by David Safier
Standardized tests are fine, so long as the results are kept in perspective. But when they're made the gold standard for assessing student achievement, things get weird, and measurements of achievement become badly skewed.
Here's one of the many problems with high stakes tests.
If motivated test takers do better than an unmotivated test takers — which, of course, they do — then tests measure motivation as well as achievement. And that's a problem, because, if part of the score can be accounted for by how much the students want to succeed, the results aren't reliable measures of achievement.
Here's the latest evidence.
A study was conducted to determine if high school seniors would do better on the NAEP test if they were paid.
The answer is Yes, the study concluded.

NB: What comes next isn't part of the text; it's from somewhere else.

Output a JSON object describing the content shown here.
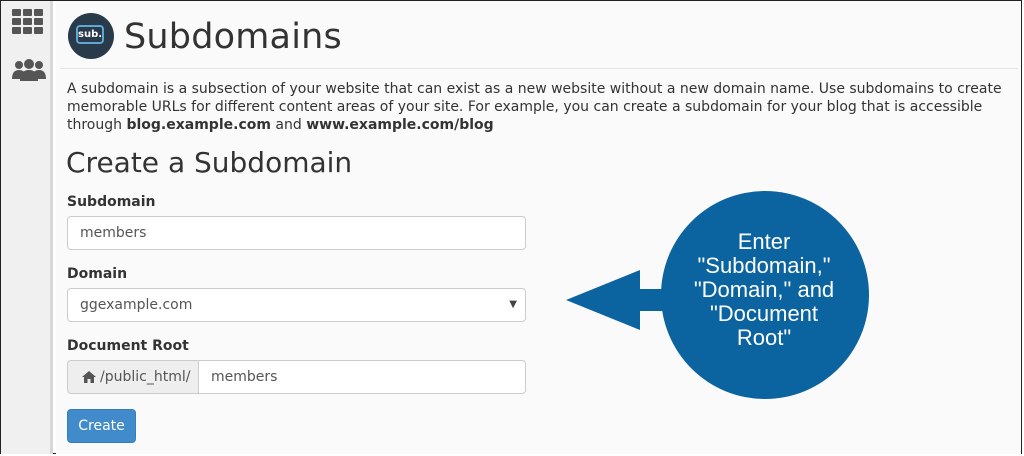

Some students were simply given $20 at the beginning of the test. Others were given $5 in advance, then told two questions would be chosen randomly, and they would get $15 for each one they got right. Students in the control group were given no financial incentive.
The students who were given $20 up front did better than those in the control group who got nothing. The ones told they could make money by getting randomly chosen questions right did better still.
The lowest scoring subgroups showed the most marked improvement with the random question incentive.
What do we learn from all this? Whether it's done with money or prizes or coaching or cheerleading, anything that can get students to want to do well on a standardized test will increase their scores.
And the lower the students' scores, the more the incentives give them a boost.
The lesson to schools and teachers is, (a) teach to the test; and (b) persuade students it matters that they do their best, especially the lowest achievers.
Unfortunately, none of those score-boosting lessons have any direct connection with boosting student achievement.